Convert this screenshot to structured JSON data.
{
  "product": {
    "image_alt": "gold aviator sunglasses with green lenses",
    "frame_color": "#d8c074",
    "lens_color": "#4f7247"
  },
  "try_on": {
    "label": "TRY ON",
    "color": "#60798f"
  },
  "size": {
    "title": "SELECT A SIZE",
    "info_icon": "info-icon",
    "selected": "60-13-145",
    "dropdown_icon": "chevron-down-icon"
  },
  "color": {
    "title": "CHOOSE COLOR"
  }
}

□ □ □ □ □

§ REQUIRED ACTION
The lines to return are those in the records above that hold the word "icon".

§ EXERCISE ANSWER
    "info_icon": "info-icon",
    "dropdown_icon": "chevron-down-icon"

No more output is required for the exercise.